A review of Lydia Peever’s Pray Lied Eve: Tales of the Untoward (Hora Minor Productions, 2013)
By Derek Newman-Stille
Lydia Peever’s short story collection Pray Lied Eve is deeply psychological, exploring the inner recesses of her characters’ minds as their worlds are shifted slightly into The Weird. Her characters are whirled up in plots beyond them, motivated by forces outside their understanding and forced to explore the meaning of their selfhood as their worlds are shaken.
Her characters are pushed into places of unfamiliarity as their mundane worlds are altered, shifted, and changed. From demonic interventions into a small farm house and a little girl’s small town life, to a man’s obsession with church bells that may be tolling a major change for his world, to a woman’s discovery that apparitions are roaming through her house, Peever takes the ordinary and makes it extraordinary and opens windows for an abnormal undercurrent to her readers’ everyday observations of the world around them. With her deep descriptive style, her world becomes real and her vision shared with readers. Readers become enwrapped in a spell of revelation, showing them the potential for oddity in all of the norms that they create and that allow them to feel comfortable about their world.
To find out more about Lydia Peever and her short story collection Pray Lied Eve, visit her website at http://nightface.ca/portfolio/ .

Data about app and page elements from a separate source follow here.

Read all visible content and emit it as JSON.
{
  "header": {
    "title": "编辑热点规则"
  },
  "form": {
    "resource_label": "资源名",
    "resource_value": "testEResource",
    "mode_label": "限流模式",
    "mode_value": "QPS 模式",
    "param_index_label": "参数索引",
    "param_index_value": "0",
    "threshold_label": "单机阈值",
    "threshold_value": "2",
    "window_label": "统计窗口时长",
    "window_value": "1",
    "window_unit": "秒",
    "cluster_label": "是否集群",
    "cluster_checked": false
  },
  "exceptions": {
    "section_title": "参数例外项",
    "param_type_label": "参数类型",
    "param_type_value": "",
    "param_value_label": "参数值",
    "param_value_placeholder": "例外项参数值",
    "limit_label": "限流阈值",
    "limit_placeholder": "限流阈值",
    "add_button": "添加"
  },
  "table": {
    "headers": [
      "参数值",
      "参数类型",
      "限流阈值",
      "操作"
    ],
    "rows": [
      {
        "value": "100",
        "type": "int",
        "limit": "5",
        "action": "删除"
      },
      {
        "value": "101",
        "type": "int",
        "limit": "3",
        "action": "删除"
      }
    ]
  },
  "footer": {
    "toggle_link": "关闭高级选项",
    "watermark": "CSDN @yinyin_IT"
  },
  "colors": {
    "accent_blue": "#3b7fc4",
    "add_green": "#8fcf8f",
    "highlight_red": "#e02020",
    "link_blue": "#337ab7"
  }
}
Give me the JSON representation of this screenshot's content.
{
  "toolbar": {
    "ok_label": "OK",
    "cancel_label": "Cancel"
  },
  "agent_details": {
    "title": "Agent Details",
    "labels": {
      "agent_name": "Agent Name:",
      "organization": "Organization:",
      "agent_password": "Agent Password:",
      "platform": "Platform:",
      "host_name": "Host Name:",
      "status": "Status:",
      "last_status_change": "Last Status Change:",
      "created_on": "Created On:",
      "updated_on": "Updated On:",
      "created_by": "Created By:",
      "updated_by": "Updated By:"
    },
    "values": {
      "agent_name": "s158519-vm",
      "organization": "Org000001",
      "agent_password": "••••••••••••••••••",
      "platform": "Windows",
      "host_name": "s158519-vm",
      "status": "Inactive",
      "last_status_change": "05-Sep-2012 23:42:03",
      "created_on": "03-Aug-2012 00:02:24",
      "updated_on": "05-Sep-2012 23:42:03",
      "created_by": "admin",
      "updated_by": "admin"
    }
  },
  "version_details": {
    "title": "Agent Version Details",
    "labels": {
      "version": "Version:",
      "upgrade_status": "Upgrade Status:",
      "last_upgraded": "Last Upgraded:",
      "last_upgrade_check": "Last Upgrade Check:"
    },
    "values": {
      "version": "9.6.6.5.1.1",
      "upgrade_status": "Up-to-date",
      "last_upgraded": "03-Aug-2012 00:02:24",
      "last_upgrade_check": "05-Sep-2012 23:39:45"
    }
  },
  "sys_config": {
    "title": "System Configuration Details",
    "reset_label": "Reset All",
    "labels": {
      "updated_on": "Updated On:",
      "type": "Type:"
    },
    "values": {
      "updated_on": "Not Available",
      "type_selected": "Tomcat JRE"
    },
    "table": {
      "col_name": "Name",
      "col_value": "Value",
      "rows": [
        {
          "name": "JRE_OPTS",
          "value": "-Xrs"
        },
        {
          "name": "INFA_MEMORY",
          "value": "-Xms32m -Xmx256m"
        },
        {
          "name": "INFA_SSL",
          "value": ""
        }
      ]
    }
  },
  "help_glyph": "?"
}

You can explore some reviews of individual stories from Pray Lied Eve at